This tutorial aims to help develop effective library research skills and critical thinking skills in all courses at Prince George's Community College.

Boolean Operators

One of the basic techniques for searching is using the Boolean Operators. Boolean searching is a symbolic logic system that creates relationships between concepts and words.

Use BOOLEAN OPERATORS to relate the terms in specific ways that will affect the results of a search. Boolean operators are terms that create relationships between concepts and words: 



Retrieves only articles that contain all the terms and will narrow the search. Examples:

“child obesity” AND Maryland
“child obesity” AND “eating disorder”
“video games” AND children
“attention deficit disorder” AND children


Retrieves articles with any of the terms and will broaden the search. Examples:


“child obesity” OR “overweight children”
children OR juveniles
“attention deficit hyperactive disorder” OR hyperactivity


Eliminates articles containing the second term even when the first term is present. This will narrow the search. Examples:

obesity AND children NOT adults
depression AND teen NOT adults
“video games” AND teenagers NOT children

Using Nesting with Operators

Use nesting to build a more complex search by putting keywords and/or phrases in parentheses to determine their relationship when more than one operator is used. Examples:

(children AND teenagers) AND (ADHD OR hyperactivity)
(children AND “video games”) NOT (teens OR adults)

Key Concepts

USE QUOTATION MARKS (" ") before and after a phrase, two or more words that must be together in a defined order. This lets the database know that you want to search for this phrase, and not the individual words that make up the phrase. Examples:

“African American”
“eating disorder”
“obsessive compulsive disorder”
“video games”

boolean operators infographic

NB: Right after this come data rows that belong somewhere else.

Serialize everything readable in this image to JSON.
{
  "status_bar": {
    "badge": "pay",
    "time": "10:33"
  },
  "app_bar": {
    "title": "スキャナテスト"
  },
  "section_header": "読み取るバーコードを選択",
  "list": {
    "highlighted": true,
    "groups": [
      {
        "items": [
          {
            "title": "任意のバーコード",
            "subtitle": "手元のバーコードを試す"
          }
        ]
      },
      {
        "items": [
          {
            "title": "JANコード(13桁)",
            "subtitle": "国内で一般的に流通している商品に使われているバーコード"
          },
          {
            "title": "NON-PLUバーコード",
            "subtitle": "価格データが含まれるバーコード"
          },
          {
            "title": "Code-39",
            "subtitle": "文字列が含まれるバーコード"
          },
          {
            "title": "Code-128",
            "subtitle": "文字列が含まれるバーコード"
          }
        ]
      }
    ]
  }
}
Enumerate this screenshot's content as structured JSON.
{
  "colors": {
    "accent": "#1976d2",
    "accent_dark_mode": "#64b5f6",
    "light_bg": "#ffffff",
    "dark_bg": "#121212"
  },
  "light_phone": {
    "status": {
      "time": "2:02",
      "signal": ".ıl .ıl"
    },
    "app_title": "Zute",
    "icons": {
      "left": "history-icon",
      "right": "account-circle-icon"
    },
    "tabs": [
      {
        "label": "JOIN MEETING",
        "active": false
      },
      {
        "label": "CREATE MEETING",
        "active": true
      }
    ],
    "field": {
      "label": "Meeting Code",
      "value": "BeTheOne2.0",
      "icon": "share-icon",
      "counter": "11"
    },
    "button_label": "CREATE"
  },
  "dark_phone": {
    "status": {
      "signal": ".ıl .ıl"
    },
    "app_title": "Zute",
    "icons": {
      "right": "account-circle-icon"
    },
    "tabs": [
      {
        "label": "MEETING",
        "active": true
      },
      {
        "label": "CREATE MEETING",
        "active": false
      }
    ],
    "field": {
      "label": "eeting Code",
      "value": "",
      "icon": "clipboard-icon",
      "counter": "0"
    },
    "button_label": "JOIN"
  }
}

This video demonstrate how to use Boolean operators when searching in library subscribed databases. (Video created by the Franklin D. Schurz Library at Indiana University South Bend.)